According to a new report by the Wesleyan Media Project from May 9 through June 19, 2022, Democratic gubernatorial candidates spent a third of their television ads talking about abortion.

In the same time period, Republican gubernatorial candidates have spent 43 percent of their ad buys mentioning taxes.

The latest salvo in Connecticut’s governor’s race centers on abortion and the business climate.

Governor Ned Lamont has made creating jobs and bringing companies to Connecticut one of his top priorities.  Launching this TV ad – an open invitation to businesses in states now banning abortion considering the Supreme Court overturning Roe vs Wade.

In the ad Governor, Lamont looks into the camera and says “your customers can better identify with our values.”

In response, Lamont’s Republican challenger Bob Stefanowski released a digital ad.

An announcer asks: “Where does Lamont’s family set up its new business?”

There is a clip of Governor Lamont from a 2021 interview: “Annie is in Nashville setting up companies there because Connecticut is pretty complicated.”

The problem as the Stefanowski campaign points out is that abortions are now illegal in Tennessee, and they say Lamont is being a hypocrite.

The Governor lashed back. “That was a cheap shot that they took from a year ago,” said Lamont.

Lamont’s comments were made prior to the Supreme Court’s abortion ruling.

News 8 was there when he made them last November at a municipal convention.

Are they fair game in the election? Wesleyan Political Science Professor Erika Franklin Fowler says whether fair or not – it is a political tactic, but a risky one.

Prof. Erika Franklin Fowler, co-director of the Wesleyan Media Project says “It seems like this attack maybe crosses a line into more of …there is certainly a policy element to it, but involving a candidate’s family is always, I think, typically perceived to be a personal attack.”

The Wesleyan Media Project is tracking political ads.

She says this rematch in the Governor’s race is blowing the 2018 advertising numbers out of the water an increase of 30 percent.

“You are having a competitive rematch and I think rematch. It enables both candidates to go up earlier,” added Fowler.

Meantime, the Lamont campaign fired back at Stefanowski claiming the ad is a false attack.

And accusing the Republican of laying off workers and attacking women’s rights.
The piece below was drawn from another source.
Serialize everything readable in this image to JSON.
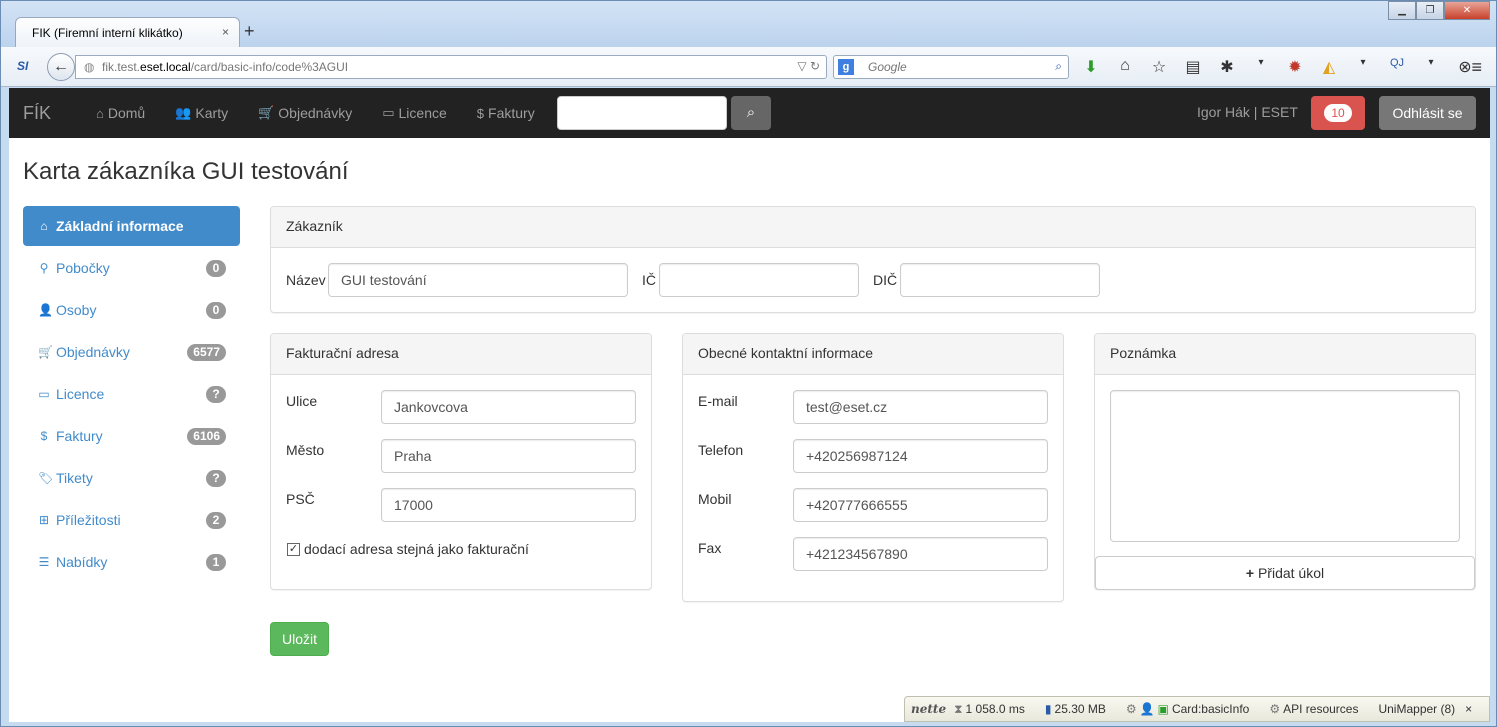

“This is a governor who in his race with Dan Malloy, Dan Malloy pointed out that Governor Lamont himself laid off 70% of the workers in Lamont cable system and then paid himself a big bonus that year,” said Bob Stefanowski. “The second part of that, I have come out and said it a million times.  Abortion is codified in a Connecticut state law. I think Connecticut’s state law is where it should be.”

Stefanowski challenges the idea that businesses are moving here because of the abortion issue.

Lamont says stable tax rates and his open invitation are working.

The Democrat told reporters, “We have had inquiries from businesses out there.”

The Stefanowski ad is not on television and has only been seen on digital platforms.

Professor Fowler says Twitter is more about rapid response. And she says perhaps the “messaging” has not been tested yet. She says to watch for whether the candidates put any money behind promoting their statements on broadcast TV.